The last time a series in South Africa stayed alive until the final match, Herschelle Gibbs stunned the world by leading the assault on Australia's 434 in Johannesburg. More than a year later he responded to another crunch situation - though New Zealand didn't set quite as stiff a target at Newlands - with another breathtaking hundred, one that continued South Africa's unbeaten streak in ODI series at home since 2001-02.
A target of 239 can be tricky if approached tentatively; Gibbs was anything but. His performance was so commanding it almost overshadowed that of Graeme Smith, his partner in a 173-run stand for the first wicket that should have ensured a comfortable victory. There was a hint of a choke as the run-rate dropped sharply after Gibbs was dismissed - the second wicket to fall, with the score at 187 - but Mark Boucher and Shaun Pollock eventually completed the victory with 28 balls to spare.
The groundwork, however, had been laid by a disciplined bowling effort. South Africa made one change to the side that lost at Port Elizabeth and brought in Dale Steyn for Albie Morkel, a decision that paid immediate dividends. New Zealand found few scoring opportunities as a succession of fast bowlers, maintaining relentless line and length, and excellent fielding stifled the run-rate. That New Zealand reached a competitive target, allowing their bowlers an outside chance of claiming their first series win in South Africa, was primarily due to Mathew Sinclair, who scored his first fifty against this opposition.
The element of competition, however, vanished after the lunch break.
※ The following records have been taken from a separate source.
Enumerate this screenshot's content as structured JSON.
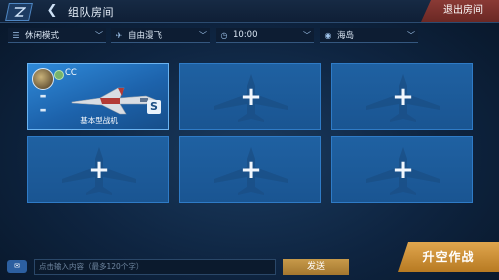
{
  "header": {
    "title": "组队房间",
    "exit_label": "退出房间"
  },
  "filters": [
    {
      "icon": "list-icon",
      "label": "休闲模式"
    },
    {
      "icon": "plane-icon",
      "label": "自由漫飞"
    },
    {
      "icon": "clock-icon",
      "label": "10:00"
    },
    {
      "icon": "map-icon",
      "label": "海岛"
    }
  ],
  "player": {
    "name": "CC",
    "plane_name": "基本型战机",
    "skill_badge": "S"
  },
  "chat": {
    "placeholder": "点击输入内容（最多120个字）",
    "send_label": "发送"
  },
  "takeoff_label": "升空作战",
  "colors": {
    "slot_bg": "#1f61a2",
    "exit_bg": "#7a302c",
    "takeoff_bg": "#d1933e",
    "send_bg": "#b88a3e"
  }
}
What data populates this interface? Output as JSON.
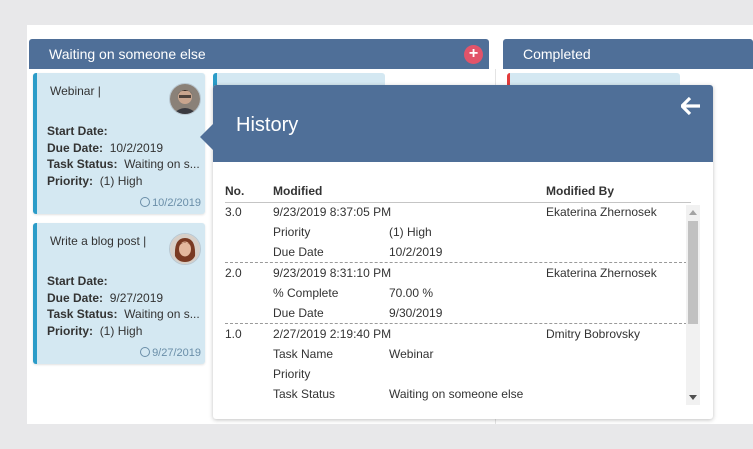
{
  "columns": [
    {
      "title": "Waiting on someone else",
      "add_label": "+"
    },
    {
      "title": "Completed"
    }
  ],
  "cards": [
    {
      "name": "Webinar |",
      "start_label": "Start Date:",
      "due_label": "Due Date:",
      "due_value": "10/2/2019",
      "status_label": "Task Status:",
      "status_value": "Waiting on s...",
      "priority_label": "Priority:",
      "priority_value": "(1) High",
      "footer_date": "10/2/2019"
    },
    {
      "name": "Write a blog post |",
      "start_label": "Start Date:",
      "due_label": "Due Date:",
      "due_value": "9/27/2019",
      "status_label": "Task Status:",
      "status_value": "Waiting on s...",
      "priority_label": "Priority:",
      "priority_value": "(1) High",
      "footer_date": "9/27/2019"
    }
  ],
  "history": {
    "title": "History",
    "columns": {
      "no": "No.",
      "modified": "Modified",
      "by": "Modified By"
    },
    "revisions": [
      {
        "no": "3.0",
        "datetime": "9/23/2019 8:37:05 PM",
        "by": "Ekaterina Zhernosek",
        "changes": [
          {
            "field": "Priority",
            "value": "(1) High"
          },
          {
            "field": "Due Date",
            "value": "10/2/2019"
          }
        ]
      },
      {
        "no": "2.0",
        "datetime": "9/23/2019 8:31:10 PM",
        "by": "Ekaterina Zhernosek",
        "changes": [
          {
            "field": "% Complete",
            "value": "70.00 %"
          },
          {
            "field": "Due Date",
            "value": "9/30/2019"
          }
        ]
      },
      {
        "no": "1.0",
        "datetime": "2/27/2019 2:19:40 PM",
        "by": "Dmitry Bobrovsky",
        "changes": [
          {
            "field": "Task Name",
            "value": "Webinar"
          },
          {
            "field": "Priority",
            "value": ""
          },
          {
            "field": "Task Status",
            "value": "Waiting on someone else"
          }
        ]
      }
    ]
  },
  "colors": {
    "header": "#4f6f98",
    "card": "#d4e8f2",
    "card_accent": "#2b9cc8",
    "add_button": "#e2546a",
    "completed_accent": "#e23b3b"
  },
  "icons": {
    "add": "plus-icon",
    "back": "arrow-left-icon",
    "clock": "clock-icon"
  }
}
Gibbs had made a duck and dropped a crucial catch in Port Elizabeth but he more than made up for it today. His initial runs came on the leg side through flicks and on-drives because New Zealand's fast bowlers were too straight but soon he was hitting all parts of the Newlands boundary. The strongest statement on intent came when he stepped out and lofted Kyle Mills straight for the first of seven sixes.
Any tactics Daniel Vettori employed came to nothing. He used as many as six bowlers within the first 15 overs but Gibbs attacked everyone in his path. Brendon McCullum came up to the stumps to prevent Gibbs from stepping out but he responded by pulling and sweeping Jacob Oram for sixes over midwicket while standing firmly in his crease. Even spin failed to slow him down; Vettori went for 12 off his first two overs and Jeetan Patel for 30 off his first three. Gibbs raced towards his 19th hundred and got there by lofting Gillespie to the cover boundary off his 77th delivery.
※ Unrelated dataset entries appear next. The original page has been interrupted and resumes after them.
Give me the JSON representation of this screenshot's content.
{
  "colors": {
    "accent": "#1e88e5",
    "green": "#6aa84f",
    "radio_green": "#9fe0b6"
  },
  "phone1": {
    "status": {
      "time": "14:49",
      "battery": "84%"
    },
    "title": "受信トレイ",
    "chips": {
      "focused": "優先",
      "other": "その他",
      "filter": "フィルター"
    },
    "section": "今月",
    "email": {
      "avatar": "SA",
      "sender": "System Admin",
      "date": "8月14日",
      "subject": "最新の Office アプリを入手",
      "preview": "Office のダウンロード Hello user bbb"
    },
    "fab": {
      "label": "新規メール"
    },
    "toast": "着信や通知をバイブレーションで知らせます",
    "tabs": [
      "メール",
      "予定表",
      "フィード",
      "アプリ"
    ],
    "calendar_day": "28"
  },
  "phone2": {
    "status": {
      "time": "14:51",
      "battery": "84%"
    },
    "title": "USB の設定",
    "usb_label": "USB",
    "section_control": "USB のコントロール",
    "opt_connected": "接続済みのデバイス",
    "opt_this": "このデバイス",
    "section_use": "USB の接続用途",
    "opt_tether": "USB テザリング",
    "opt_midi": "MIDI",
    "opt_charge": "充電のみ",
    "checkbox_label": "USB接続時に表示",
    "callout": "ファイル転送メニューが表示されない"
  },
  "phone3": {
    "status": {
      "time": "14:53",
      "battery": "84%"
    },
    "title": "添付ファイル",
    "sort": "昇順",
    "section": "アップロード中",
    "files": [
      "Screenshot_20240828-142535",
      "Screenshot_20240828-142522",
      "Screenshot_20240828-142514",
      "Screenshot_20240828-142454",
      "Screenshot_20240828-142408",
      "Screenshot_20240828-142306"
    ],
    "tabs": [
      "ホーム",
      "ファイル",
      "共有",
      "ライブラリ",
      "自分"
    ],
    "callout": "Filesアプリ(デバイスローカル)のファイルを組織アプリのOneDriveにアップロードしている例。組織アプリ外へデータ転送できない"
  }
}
Watching the spectacle from the other end was Smith. He struggled early on but, as the run-rate soared, it relieved the pressure on him and he took his time to get settled. The contrast between the two innings was evident when Smith cover-drove Gillespie for his first boundary in the 21st over. By that time the Newlands crowd had cheered nine fours and half-a-dozen sixes from Gibbs' bat.
Smith eventually fell for 51 and Gibbs, after deflating New Zealand with 119 off 101 balls, followed soon after but their partnership had set a near-perfect platform for victory.
The emphatic batting performance followed an impeccable bowling effort. Pollock set the tone with his first spell -18 off seven overs - and ensured that runs came at a trickle while Steyn pounded in from the other end. Steyn vindicated his selection by dismissing Brendon McCullum in his first over and accounted for Lou Vincent with a perfect slow yorker that uprooted leg stump.
New Zealand strove to consolidate but the support act of Andre Nel and Charl Langeveldt did not let up during the middle overs. They strangled New Zealand's batsman of the series, Jamie How, who after scoring 14 off his first 18 balls could score only one off the next 14 before his dismissal. Such was South Africa's discipline that New Zealand managed only 27 runs off the second and third Powerplays and sorely lacked momentum at 88 for 4 after 25 overs.
Styris' 60 and a useful 34 from Jacob Oram propped New Zealand up in the middle overs but they too perished when they attempted to clear the boundary. It was left to Sinclair to take New Zealand to a fighting total. He found the boundary with a flurry of pulls, sweeps past short fine leg and cover drives and was largely responsible for the 77 runs that New Zealand scored off the final ten overs.
The target of 239 was more than what New Zealand looked like getting at one stage but it was nowhere near enough against a rampant Gibbs, whose century even insured against a minor blip after his dismissal.